Work task:
Each record is to be given again without alteration.

(Data extract begins)

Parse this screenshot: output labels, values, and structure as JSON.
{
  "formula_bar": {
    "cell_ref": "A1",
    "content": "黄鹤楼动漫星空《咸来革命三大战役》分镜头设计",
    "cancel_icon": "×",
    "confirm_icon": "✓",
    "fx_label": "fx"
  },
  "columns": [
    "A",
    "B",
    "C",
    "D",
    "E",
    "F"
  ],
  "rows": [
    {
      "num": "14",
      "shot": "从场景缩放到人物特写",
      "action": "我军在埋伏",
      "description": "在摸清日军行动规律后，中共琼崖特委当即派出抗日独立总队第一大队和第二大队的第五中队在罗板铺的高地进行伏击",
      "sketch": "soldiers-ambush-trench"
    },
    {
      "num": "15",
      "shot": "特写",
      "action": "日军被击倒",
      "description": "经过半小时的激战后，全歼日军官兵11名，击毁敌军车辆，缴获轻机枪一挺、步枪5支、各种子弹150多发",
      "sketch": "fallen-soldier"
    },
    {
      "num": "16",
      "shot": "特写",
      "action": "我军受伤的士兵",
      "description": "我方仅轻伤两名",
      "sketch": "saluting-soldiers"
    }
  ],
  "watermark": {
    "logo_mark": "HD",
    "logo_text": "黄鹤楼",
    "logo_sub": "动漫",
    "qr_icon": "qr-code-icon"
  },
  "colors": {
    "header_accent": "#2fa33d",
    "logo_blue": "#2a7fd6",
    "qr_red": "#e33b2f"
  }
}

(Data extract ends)

Your solution:
Parse this screenshot: output labels, values, and structure as JSON.
{
  "formula_bar": {
    "cell_ref": "A1",
    "content": "黄鹤楼动漫星空《咸来革命三大战役》分镜头设计",
    "cancel_icon": "×",
    "confirm_icon": "✓",
    "fx_label": "fx"
  },
  "columns": [
    "A",
    "B",
    "C",
    "D",
    "E",
    "F"
  ],
  "rows": [
    {
      "num": "14",
      "shot": "从场景缩放到人物特写",
      "action": "我军在埋伏",
      "description": "在摸清日军行动规律后，中共琼崖特委当即派出抗日独立总队第一大队和第二大队的第五中队在罗板铺的高地进行伏击",
      "sketch": "soldiers-ambush-trench"
    },
    {
      "num": "15",
      "shot": "特写",
      "action": "日军被击倒",
      "description": "经过半小时的激战后，全歼日军官兵11名，击毁敌军车辆，缴获轻机枪一挺、步枪5支、各种子弹150多发",
      "sketch": "fallen-soldier"
    },
    {
      "num": "16",
      "shot": "特写",
      "action": "我军受伤的士兵",
      "description": "我方仅轻伤两名",
      "sketch": "saluting-soldiers"
    }
  ],
  "watermark": {
    "logo_mark": "HD",
    "logo_text": "黄鹤楼",
    "logo_sub": "动漫",
    "qr_icon": "qr-code-icon"
  },
  "colors": {
    "header_accent": "#2fa33d",
    "logo_blue": "#2a7fd6",
    "qr_red": "#e33b2f"
  }
}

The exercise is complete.